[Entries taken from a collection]
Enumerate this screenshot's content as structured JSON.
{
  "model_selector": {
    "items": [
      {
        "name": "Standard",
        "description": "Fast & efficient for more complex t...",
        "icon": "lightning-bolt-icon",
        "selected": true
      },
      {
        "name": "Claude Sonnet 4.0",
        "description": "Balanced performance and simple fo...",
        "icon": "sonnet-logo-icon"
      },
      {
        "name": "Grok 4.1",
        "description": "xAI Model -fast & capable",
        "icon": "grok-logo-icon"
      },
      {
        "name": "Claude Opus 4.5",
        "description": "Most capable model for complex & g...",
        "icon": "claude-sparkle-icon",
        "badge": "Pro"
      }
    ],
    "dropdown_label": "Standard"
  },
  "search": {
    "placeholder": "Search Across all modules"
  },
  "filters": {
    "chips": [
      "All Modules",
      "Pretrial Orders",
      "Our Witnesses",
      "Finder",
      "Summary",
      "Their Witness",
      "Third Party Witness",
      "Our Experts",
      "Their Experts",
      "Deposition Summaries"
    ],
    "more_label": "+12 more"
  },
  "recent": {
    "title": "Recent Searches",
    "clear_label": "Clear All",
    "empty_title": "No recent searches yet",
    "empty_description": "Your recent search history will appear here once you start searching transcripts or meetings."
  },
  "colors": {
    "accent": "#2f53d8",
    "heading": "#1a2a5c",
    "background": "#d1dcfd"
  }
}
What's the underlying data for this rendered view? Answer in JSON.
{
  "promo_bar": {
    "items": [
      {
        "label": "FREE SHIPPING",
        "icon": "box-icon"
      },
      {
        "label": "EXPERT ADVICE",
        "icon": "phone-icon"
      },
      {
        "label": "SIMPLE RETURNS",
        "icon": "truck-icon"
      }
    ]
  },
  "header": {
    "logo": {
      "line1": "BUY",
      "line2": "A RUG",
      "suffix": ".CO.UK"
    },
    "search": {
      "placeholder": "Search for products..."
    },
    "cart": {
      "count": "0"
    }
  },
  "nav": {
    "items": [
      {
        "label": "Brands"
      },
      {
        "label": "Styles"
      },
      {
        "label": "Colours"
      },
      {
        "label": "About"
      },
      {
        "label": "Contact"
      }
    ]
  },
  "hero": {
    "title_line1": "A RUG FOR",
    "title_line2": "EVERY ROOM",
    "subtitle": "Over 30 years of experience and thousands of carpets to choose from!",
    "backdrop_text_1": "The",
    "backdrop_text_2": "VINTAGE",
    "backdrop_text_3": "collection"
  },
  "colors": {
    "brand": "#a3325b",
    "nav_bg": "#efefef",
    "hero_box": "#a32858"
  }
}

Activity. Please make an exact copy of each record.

Answer below.
Enumerate this screenshot's content as structured JSON.
{
  "model_selector": {
    "items": [
      {
        "name": "Standard",
        "description": "Fast & efficient for more complex t...",
        "icon": "lightning-bolt-icon",
        "selected": true
      },
      {
        "name": "Claude Sonnet 4.0",
        "description": "Balanced performance and simple fo...",
        "icon": "sonnet-logo-icon"
      },
      {
        "name": "Grok 4.1",
        "description": "xAI Model -fast & capable",
        "icon": "grok-logo-icon"
      },
      {
        "name": "Claude Opus 4.5",
        "description": "Most capable model for complex & g...",
        "icon": "claude-sparkle-icon",
        "badge": "Pro"
      }
    ],
    "dropdown_label": "Standard"
  },
  "search": {
    "placeholder": "Search Across all modules"
  },
  "filters": {
    "chips": [
      "All Modules",
      "Pretrial Orders",
      "Our Witnesses",
      "Finder",
      "Summary",
      "Their Witness",
      "Third Party Witness",
      "Our Experts",
      "Their Experts",
      "Deposition Summaries"
    ],
    "more_label": "+12 more"
  },
  "recent": {
    "title": "Recent Searches",
    "clear_label": "Clear All",
    "empty_title": "No recent searches yet",
    "empty_description": "Your recent search history will appear here once you start searching transcripts or meetings."
  },
  "colors": {
    "accent": "#2f53d8",
    "heading": "#1a2a5c",
    "background": "#d1dcfd"
  }
}
What's the underlying data for this rendered view? Answer in JSON.
{
  "promo_bar": {
    "items": [
      {
        "label": "FREE SHIPPING",
        "icon": "box-icon"
      },
      {
        "label": "EXPERT ADVICE",
        "icon": "phone-icon"
      },
      {
        "label": "SIMPLE RETURNS",
        "icon": "truck-icon"
      }
    ]
  },
  "header": {
    "logo": {
      "line1": "BUY",
      "line2": "A RUG",
      "suffix": ".CO.UK"
    },
    "search": {
      "placeholder": "Search for products..."
    },
    "cart": {
      "count": "0"
    }
  },
  "nav": {
    "items": [
      {
        "label": "Brands"
      },
      {
        "label": "Styles"
      },
      {
        "label": "Colours"
      },
      {
        "label": "About"
      },
      {
        "label": "Contact"
      }
    ]
  },
  "hero": {
    "title_line1": "A RUG FOR",
    "title_line2": "EVERY ROOM",
    "subtitle": "Over 30 years of experience and thousands of carpets to choose from!",
    "backdrop_text_1": "The",
    "backdrop_text_2": "VINTAGE",
    "backdrop_text_3": "collection"
  },
  "colors": {
    "brand": "#a3325b",
    "nav_bg": "#efefef",
    "hero_box": "#a32858"
  }
}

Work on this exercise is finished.